PROBLEM DESCRIPTION: An exact copy of the data is required, with no pictures in it.

Items from an interface collection
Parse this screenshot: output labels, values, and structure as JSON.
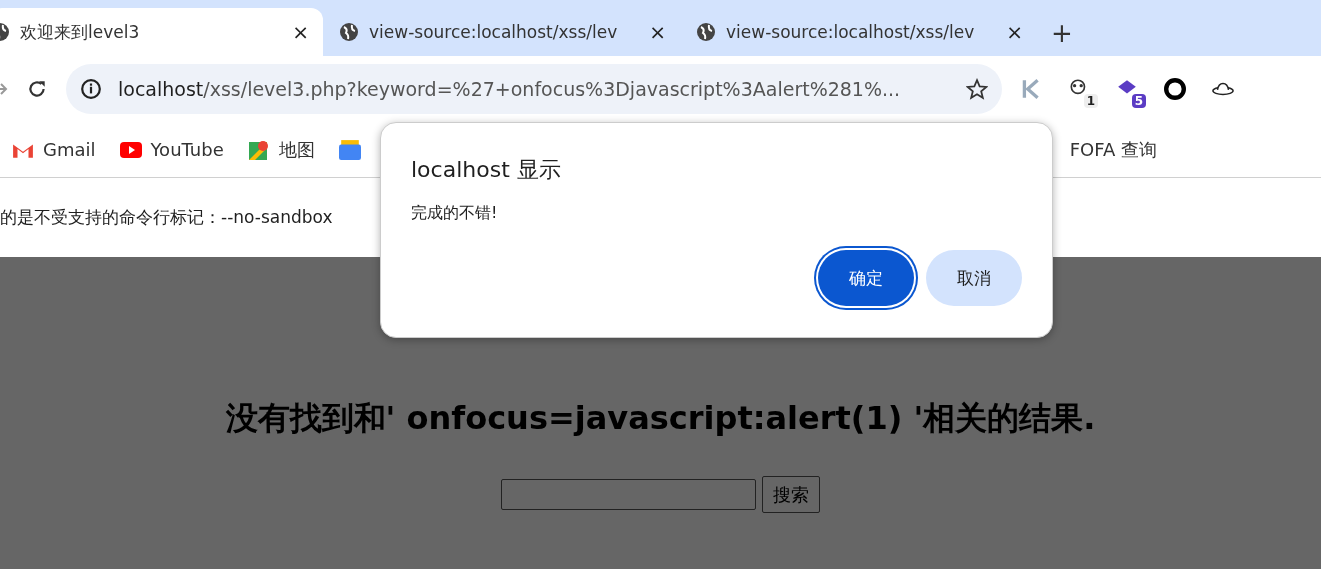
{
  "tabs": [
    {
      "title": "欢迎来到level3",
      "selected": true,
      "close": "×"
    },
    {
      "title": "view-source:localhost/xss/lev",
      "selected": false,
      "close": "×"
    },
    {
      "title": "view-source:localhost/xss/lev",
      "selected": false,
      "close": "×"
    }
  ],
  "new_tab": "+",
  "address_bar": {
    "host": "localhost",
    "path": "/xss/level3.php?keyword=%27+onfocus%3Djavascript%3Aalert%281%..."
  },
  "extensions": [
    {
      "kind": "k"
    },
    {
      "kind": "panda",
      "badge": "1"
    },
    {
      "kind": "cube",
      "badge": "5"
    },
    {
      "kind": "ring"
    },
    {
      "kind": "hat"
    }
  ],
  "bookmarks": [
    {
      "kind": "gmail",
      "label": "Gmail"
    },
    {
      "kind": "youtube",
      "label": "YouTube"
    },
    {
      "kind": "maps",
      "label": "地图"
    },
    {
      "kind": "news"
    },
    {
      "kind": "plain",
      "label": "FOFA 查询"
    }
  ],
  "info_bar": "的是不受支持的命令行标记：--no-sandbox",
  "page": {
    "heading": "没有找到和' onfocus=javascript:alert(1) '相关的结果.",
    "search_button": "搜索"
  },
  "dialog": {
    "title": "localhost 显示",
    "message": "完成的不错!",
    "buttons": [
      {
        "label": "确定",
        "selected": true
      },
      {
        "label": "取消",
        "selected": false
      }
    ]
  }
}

YOUR RESPONSE:
Parse this screenshot: output labels, values, and structure as JSON.
{
  "tabs": [
    {
      "title": "欢迎来到level3",
      "selected": true,
      "close": "×"
    },
    {
      "title": "view-source:localhost/xss/lev",
      "selected": false,
      "close": "×"
    },
    {
      "title": "view-source:localhost/xss/lev",
      "selected": false,
      "close": "×"
    }
  ],
  "new_tab": "+",
  "address_bar": {
    "host": "localhost",
    "path": "/xss/level3.php?keyword=%27+onfocus%3Djavascript%3Aalert%281%..."
  },
  "extensions": [
    {
      "kind": "k"
    },
    {
      "kind": "panda",
      "badge": "1"
    },
    {
      "kind": "cube",
      "badge": "5"
    },
    {
      "kind": "ring"
    },
    {
      "kind": "hat"
    }
  ],
  "bookmarks": [
    {
      "kind": "gmail",
      "label": "Gmail"
    },
    {
      "kind": "youtube",
      "label": "YouTube"
    },
    {
      "kind": "maps",
      "label": "地图"
    },
    {
      "kind": "news"
    },
    {
      "kind": "plain",
      "label": "FOFA 查询"
    }
  ],
  "info_bar": "的是不受支持的命令行标记：--no-sandbox",
  "page": {
    "heading": "没有找到和' onfocus=javascript:alert(1) '相关的结果.",
    "search_button": "搜索"
  },
  "dialog": {
    "title": "localhost 显示",
    "message": "完成的不错!",
    "buttons": [
      {
        "label": "确定",
        "selected": true
      },
      {
        "label": "取消",
        "selected": false
      }
    ]
  }
}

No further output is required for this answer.